Pat Henry, Cushing Eells Emeritus Professor of Philosophy and Literature

Dear Editors:

I brought Daniel Berrigan to the Whitman campus twice, once in the mid-1970s and again in the early 1980s. I had already brought him to Willamette University in 1975. In each case, I watched him direct a dramatic reading of The Trial of the Catonsville Nine. He would spend a couple of hours before the reading telling each actor about the person
he or she was playing. He never wanted the play to be about the Catonsville Two—him and his brother, Philip, both of whom had become nationally known during the 1960s and 70s. He always wanted the other seven to have equal billing, particularly since most people had never heard of them. These dramatic readings were effective as such but not one of them even hinted at the latent possibility of the power of Jessica Cerullo’s production (Harper Joy Theatre, March 1-4).

Here are three reasons why Daniel Berrigan would have loved Jessica’s production.


1. Jessica’s production gives equal billing to the forgotten Catonsville Seven. In the first act, among other strategies, slides depict images of the seven at the time of the trial. In the second act, all nine characters speak from the audience and from behind the audience so that we hear one collective voice of protest that doesn’t prioritize any single voice.

2. Jessica’s production brings the play to life in so many ways: the music, the songs, the slides, the movement on the stage and off the stage, the use of the entire theatre. There is never a dull moment during this play that lacks character development and often falls flat on its face.

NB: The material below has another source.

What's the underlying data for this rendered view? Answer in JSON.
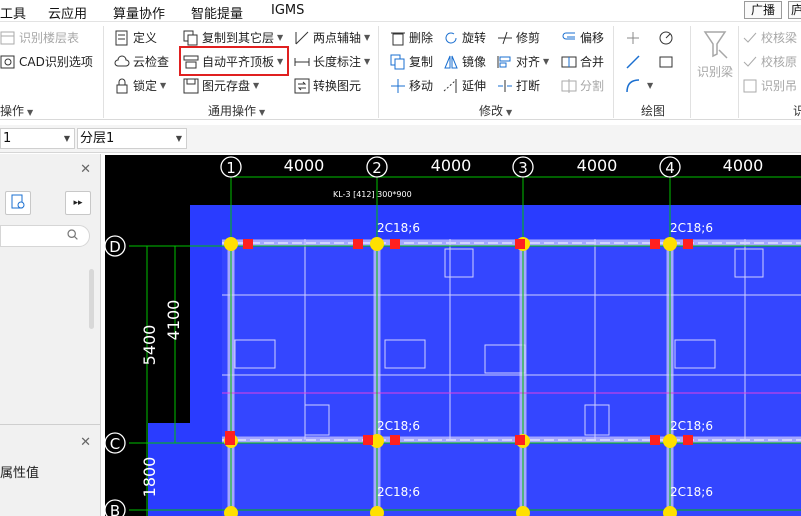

3. Above all, Dan would have loved the play because at the same time that the production captures the mood of the times 50 years ago when the action of the play took place, it refuses to allow us to watch it solely as a phenomenon unraveling in the past. From the very first song, “We Are Here,” we are directly confronted with similar issues (poverty, racism, American imperialism) present in our contemporary world and forced to ask ourselves why we are not collectively protesting these same conditions in our world as the persons on stage are doing in theirs. I only wish that Dan would have been next to me in the theatre. He would have been as exhilarated and elated as I was. I thank Jessica, the actors, the musicians, the whole production team for bringing Daniel Berrigan and the Catonsville Nine back to Walla Walla.